I guess what I’m saying is that it’s extremely unlikely that anyone will pay admission to a major league park one day for the express purpose of screaming “cheater!” at any of these three dudes.
The Yankees fell behind early to the Orioles on Sunday afternoon, a day after dropping both ends of Saturday’s doubleheader. Their game, as did every other game on Sunday with the exception of the Braves-Cardinals doubleheader, started at 3:05 or 3:10 EDT, a change Major League Baseball recently made to create fairness on the final day of the season.
Girardi is not a fan. Per the Associated Press:
It was cloudy at Camden Yards at 3:05 p.m., but late-afternoon games often make it difficult for batters to see pitches.
Girardi said, “Here’s the thing that bothers me: If it’s a sunny day you’re playing in shadows.”
He added, “If it’s the most important game of the year to get in, I don’t think that’s right.”
Understanding the idea is for every team to play at the same time, Girardi said, “Then play all night games.”
One wonders if MLB had scheduled Sunday’s slate of games for the night, if Girardi would have instead complained about batters losing fly balls in the stadium lights. Furthermore, both teams have to play in the same conditions.

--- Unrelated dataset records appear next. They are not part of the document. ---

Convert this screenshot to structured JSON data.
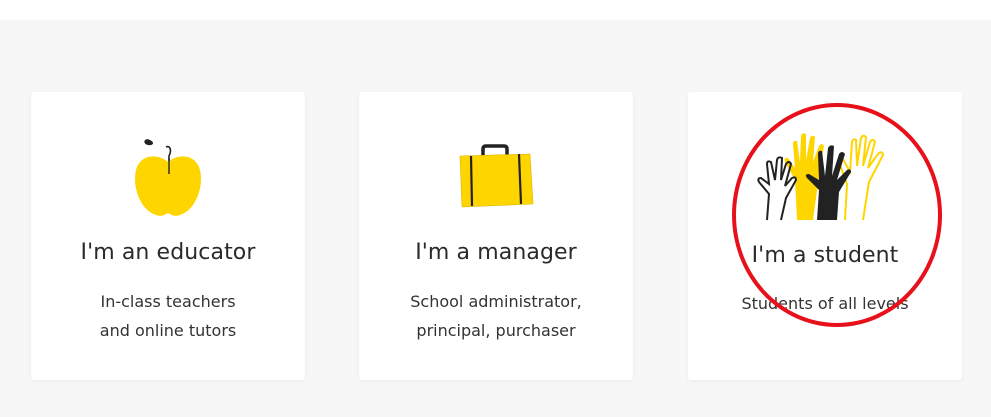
{
  "cards": [
    {
      "icon": "apple-icon",
      "title": "I'm an educator",
      "desc_lines": [
        "In-class teachers",
        "and online tutors"
      ]
    },
    {
      "icon": "briefcase-icon",
      "title": "I'm a manager",
      "desc_lines": [
        "School administrator,",
        "principal, purchaser"
      ]
    },
    {
      "icon": "raised-hands-icon",
      "title": "I'm a student",
      "desc_lines": [
        "Students of all levels"
      ]
    }
  ],
  "colors": {
    "accent_yellow": "#ffd500",
    "highlight_red": "#e8101a",
    "section_background": "#f7f7f7"
  }
}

Marlins outfielder Ichiro Suzuki was given an opportunity to play a new position in Sunday’s series finale against the Phillies. After the Phillies rallied to take a 6-2 lead in the seventh, the Marlins let Suzuki take the hill in the eighth. And, in news that surprises no one, he was impressive.
Though Suzuki gave up a run on two hits, he flashed a fastball that hit the mid-80’s and a breaking ball with some bite.
Suzuki, who turns 42 years old later this month, is 65 hits of 3,000 in his major league career. The Marlins are interested in bringing him back in 2016.